At the same time, it is a widely-known fact that for every international launch, OYO has gone hard on a hiring spree — it has over 12K employees in India alone, which reduced after mass layoffs in January 2020. As a result, in India and on a consolidated level, the bulk of OYO’s spending has been for employee costs.
In India alone, OYO spent INR 507.1 Cr on employee benefits, 102% Y-o-Y increase from INR 250.3 Cr in FY18. On a global level, its consolidated employee benefits cost was INR 1464.77 Cr in FY19, a 4.5X Y-o-Y increase from INR 265.7 Cr in FY18.
Another interesting metric in the company’s filings was the cost of revenue. On a standalone basis for India, OYO burned INR 2899 Cr in FY19 on the costs of revenue, while on a consolidated level, cost of revenue was INR 5334 Cr.
Further, the company filings showed that OYO’s customer support costs were INR 1287.79 Cr in FY19 on a consolidated level while in India it was INR 1064.98 Cr for the year, a 1.86X Y-o-Y increase.
Which Markets Are Bringing In The Moolah For OYO?
The Ritesh Agarwal-led company claims to have 43,000 hotels with over 1 Mn rooms, with operations in over 800 cities in 80 countries, including the US, Europe, UK, India, China, Middle East, Southeast Asia, and Japan.
But time and again, OYO has emphasised that China is its second home ground. Even in a media statement today, OYO said that in FY 2019, it had a primary presence in China and India.

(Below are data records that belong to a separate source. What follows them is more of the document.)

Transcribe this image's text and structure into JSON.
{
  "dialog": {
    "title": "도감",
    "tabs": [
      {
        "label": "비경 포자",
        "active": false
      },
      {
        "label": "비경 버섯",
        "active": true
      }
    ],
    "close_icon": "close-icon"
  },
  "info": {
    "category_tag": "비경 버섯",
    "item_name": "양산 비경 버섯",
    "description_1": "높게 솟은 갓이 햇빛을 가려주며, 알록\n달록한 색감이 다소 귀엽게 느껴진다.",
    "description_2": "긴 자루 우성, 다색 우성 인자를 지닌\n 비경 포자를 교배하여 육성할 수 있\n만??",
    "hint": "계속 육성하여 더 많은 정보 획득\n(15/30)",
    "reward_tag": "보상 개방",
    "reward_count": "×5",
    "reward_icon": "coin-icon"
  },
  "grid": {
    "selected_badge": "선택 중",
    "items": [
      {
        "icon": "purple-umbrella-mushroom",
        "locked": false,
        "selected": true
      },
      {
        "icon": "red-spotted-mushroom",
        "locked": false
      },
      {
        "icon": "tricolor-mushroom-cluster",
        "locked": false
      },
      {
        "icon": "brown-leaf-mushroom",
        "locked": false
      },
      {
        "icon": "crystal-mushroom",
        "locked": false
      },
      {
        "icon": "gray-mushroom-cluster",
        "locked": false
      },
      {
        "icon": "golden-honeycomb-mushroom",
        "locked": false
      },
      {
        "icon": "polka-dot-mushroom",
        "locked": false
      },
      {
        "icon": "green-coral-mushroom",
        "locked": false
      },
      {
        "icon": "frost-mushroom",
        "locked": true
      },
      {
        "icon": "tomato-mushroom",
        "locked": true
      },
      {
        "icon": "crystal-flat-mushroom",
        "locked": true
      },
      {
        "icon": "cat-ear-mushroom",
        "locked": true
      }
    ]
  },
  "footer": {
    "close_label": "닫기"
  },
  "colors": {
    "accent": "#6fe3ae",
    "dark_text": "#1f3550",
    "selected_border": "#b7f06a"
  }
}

The company said that since China and other international markets were in development and investment mode during that time, launching these new operations contributed to 75% of the losses for FY19.
When we look at the international breakdown of revenues and losses, China contributed a total income of INR 2134.4 Cr in FY19, while India brought in the total income of INR 4199.98 Cr.
OYO has multiple streams of revenue and therefore its expenses are also diversified. The breakdown indicates primary spending areas such as the franchise business which provides hotel bookings, while other expenses include the spending for self-operated business, packages, weddings, conferences and events services.
What Changes In FY2020 For OYO?
Ahead of the financial year closing for 2020, the company has restructured its businesses to focus on self-operated businesses. Reports had surfaced that SoftBank has given OYO deadline of March 31, 2020, to phase out contracts/businesses, which are not EBITDA-profitable.
The company reportedly has a deadline of March 2020 to post positive EBITDA for its self-operated hotels and July 2020 as the deadline for positive EBITDA of its ancillary businesses.
It is to be noted here that OYO’s self-operated businesses include OYO Townhouse, Silverkey, Collection O, OYO Flagship and OYO Homes, etc. These include over 800 properties, where the company makes investments through leasing arrangements with the property owners. Ancillary businesses include Weddingz.in, which it acquired in 2018 among others. The idea here is to shut down ancillary businesses that do not report an operating profit before end-July 2020.
OYO chief Agarwal believes that the company is going through its most important phase as it looks to supplement its strong business plans with an uncompromising commitment to building an employee-first culture, with significant investment in continually improving its governance framework. Will this pay off in 2020?